→ Exercise aim
Your answer should be every line with the word "Google", copied from the data below.

#### Raw data ####

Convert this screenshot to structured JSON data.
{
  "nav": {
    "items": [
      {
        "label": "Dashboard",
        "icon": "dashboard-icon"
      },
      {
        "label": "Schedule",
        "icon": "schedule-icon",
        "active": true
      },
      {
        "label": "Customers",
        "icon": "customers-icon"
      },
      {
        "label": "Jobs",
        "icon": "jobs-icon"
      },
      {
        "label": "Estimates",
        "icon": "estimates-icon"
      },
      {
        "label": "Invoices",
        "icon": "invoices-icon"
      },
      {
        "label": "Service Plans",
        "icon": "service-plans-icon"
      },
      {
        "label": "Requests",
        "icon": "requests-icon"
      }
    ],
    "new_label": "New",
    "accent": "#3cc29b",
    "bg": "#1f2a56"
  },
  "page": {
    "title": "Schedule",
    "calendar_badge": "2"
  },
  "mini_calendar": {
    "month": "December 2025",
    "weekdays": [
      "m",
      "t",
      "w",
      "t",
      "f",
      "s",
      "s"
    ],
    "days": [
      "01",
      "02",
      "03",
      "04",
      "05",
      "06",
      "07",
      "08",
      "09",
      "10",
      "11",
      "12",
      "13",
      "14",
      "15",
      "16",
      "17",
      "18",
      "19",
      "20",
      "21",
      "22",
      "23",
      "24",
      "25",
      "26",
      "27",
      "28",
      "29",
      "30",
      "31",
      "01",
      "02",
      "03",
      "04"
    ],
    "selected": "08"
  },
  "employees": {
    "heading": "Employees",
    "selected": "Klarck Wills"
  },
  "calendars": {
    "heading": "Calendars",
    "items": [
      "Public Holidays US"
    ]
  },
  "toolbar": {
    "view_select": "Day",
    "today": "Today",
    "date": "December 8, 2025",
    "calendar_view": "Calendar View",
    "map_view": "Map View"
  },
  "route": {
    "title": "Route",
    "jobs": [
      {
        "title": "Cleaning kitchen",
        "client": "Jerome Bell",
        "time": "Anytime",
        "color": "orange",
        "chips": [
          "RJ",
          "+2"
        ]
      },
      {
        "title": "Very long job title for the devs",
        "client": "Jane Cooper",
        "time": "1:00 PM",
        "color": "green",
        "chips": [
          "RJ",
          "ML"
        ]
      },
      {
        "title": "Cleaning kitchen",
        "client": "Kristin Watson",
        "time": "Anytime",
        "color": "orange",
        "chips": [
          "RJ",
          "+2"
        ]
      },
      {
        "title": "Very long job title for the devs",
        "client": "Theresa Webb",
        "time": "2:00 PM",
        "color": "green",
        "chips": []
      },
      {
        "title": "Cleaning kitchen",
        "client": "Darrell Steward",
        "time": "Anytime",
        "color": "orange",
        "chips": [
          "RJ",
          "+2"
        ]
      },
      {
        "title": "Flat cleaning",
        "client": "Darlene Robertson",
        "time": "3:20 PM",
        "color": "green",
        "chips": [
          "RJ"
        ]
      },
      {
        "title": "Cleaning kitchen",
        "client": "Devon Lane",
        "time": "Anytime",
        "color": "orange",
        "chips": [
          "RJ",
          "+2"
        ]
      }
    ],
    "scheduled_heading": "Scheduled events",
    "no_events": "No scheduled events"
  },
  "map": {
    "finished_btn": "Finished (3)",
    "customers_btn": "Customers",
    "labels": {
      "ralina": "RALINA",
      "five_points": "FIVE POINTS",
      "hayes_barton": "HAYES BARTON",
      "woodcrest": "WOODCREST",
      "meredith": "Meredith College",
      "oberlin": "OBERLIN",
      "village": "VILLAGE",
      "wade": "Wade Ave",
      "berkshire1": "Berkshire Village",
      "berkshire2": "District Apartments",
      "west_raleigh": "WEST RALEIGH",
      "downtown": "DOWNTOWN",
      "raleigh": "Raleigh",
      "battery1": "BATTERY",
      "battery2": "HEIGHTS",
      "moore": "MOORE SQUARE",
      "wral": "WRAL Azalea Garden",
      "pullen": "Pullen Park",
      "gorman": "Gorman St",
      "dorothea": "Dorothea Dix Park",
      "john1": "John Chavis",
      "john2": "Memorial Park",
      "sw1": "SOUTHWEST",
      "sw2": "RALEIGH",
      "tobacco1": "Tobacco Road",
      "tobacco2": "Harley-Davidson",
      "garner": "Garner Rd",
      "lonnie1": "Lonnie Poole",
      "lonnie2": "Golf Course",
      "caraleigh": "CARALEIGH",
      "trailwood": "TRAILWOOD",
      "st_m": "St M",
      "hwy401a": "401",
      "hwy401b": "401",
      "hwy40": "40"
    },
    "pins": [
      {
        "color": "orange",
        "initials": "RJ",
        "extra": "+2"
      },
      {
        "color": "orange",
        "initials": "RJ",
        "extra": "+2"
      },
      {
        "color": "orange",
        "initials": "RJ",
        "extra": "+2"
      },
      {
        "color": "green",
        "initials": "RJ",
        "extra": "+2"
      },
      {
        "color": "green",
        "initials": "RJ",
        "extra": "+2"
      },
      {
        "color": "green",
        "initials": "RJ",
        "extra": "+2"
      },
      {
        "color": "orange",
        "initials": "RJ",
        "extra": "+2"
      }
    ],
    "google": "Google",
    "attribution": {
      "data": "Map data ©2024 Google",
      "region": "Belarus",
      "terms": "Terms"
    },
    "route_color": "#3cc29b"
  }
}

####

→ Task solution
    "google": "Google",
      "data": "Map data ©2024 Google",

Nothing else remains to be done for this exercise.